In front of the doggie store, there are strollers. Dog strollers. You put Muffy in there. You push her around town. There’s screen windows all around so she can see. “Mesh provides full protection from bugs.” The best model has shock absorbers in back and bright reflectors up front. For safety. They go for $127. to $229. That’s US dollars. That’s totally unFOB.

FOB is as follows; Money is really hard to get. Really hard to save. Really important for schooling our kids, for keeping healthy our grandparents, for living cozy in a house ma’s dreamt of; for dressing good at church or temple or mosque, for arriving there in a really cool Acura. White is best.
Money is necessary for back home; money can’t be made back there like you can here. Our money will make right all the bad brought upon us by awful winds and ugly oceans and angry volcanoes and murderous quakes. And our stupid sultans. Our careless leaders.
Ayoh, Portlanders. Oregon does not have too many immigrants – indeed, we have not enough. Newcomers come practical, clear headed. Like common sense, you can’t have too much.

This article taken from The Asian Reporter.

4 comments:

matblue said...

I love that you posted something from the Asian Reporter! I love that little paper. And the commentary is great. His point is dead-on and the part about sending money back home where the less fortunate still are aches me. God do I hope the immigrants who enjoy the freedom in America not forget their brothers and sisters living under tyranny back home.

FCB said...

Yes, I read the Asian Reporter whenever I see a copy. Of course because you are married to a lovely Asian woman and your ministry and affiliaton with Asian culture and missions has given me a far greater affection and interest in Asia. It is an interesting paper with news that is not in The Oregonian, to understate it.
It seems that all immigrants that I have talked to have not forgot their families. That seems to be curiously American.

BgArt said...

"news that is not in The Oregonian, to understate it." What? They started putting news in the Oregonian? When did this happen?

That was a good peice though. When we lived in Portland, we tended to live in the more socially diverse neighborhoods. Being the only white, Christian, umpteenth generation American (most the friends I had were only second or third) in your group of friends gives you a perspective you never lose growing up.
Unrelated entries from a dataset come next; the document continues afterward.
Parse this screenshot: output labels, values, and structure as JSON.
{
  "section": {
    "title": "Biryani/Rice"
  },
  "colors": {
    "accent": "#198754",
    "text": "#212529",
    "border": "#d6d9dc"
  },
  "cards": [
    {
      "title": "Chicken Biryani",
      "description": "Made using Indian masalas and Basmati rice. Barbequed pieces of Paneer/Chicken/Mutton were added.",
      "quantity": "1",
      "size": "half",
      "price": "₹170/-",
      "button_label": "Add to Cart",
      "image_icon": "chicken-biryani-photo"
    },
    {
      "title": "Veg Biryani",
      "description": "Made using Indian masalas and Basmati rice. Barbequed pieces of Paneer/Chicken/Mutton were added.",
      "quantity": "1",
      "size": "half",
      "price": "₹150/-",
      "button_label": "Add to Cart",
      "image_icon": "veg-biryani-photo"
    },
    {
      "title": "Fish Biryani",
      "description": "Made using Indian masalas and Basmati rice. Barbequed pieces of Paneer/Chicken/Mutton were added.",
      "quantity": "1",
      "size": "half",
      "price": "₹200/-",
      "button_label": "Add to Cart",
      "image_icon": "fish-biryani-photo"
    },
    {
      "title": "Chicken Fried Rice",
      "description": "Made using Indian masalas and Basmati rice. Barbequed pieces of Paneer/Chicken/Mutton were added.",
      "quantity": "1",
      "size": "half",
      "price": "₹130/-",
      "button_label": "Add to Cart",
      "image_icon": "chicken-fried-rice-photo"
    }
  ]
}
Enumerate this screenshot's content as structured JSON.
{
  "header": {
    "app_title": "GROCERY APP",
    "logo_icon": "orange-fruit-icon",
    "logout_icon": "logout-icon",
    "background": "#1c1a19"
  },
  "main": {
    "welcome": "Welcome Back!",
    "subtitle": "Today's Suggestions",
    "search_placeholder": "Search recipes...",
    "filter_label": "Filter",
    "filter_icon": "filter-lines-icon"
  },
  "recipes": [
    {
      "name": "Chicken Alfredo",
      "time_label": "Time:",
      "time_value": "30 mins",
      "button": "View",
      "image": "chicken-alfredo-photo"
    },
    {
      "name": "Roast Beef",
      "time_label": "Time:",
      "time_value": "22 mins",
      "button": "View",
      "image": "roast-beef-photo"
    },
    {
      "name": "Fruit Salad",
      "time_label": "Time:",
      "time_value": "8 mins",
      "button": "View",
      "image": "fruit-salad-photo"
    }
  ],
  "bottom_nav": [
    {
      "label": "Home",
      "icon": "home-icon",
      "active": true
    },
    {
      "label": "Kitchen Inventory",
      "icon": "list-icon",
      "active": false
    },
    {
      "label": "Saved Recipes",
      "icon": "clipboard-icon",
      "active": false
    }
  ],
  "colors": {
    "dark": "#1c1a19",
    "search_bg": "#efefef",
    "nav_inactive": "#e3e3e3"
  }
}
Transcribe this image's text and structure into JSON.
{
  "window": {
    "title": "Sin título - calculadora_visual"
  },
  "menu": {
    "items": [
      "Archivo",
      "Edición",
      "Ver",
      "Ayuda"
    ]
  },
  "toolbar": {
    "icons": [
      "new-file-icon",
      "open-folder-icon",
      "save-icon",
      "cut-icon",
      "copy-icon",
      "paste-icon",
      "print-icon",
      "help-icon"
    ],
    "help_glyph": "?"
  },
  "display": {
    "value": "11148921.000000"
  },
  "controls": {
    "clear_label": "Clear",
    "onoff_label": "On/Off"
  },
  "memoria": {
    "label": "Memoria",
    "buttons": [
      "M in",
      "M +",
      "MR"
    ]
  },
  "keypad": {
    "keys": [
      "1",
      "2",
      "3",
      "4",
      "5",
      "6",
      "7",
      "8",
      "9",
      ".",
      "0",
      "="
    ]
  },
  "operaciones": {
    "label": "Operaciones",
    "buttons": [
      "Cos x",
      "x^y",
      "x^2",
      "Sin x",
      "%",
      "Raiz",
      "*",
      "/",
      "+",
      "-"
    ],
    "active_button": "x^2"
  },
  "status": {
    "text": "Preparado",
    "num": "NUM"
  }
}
FCB said...

I can imagine being in such diversity would give you a much deeper perspective than what I grew up in, which was nearly all white with some Hispanics.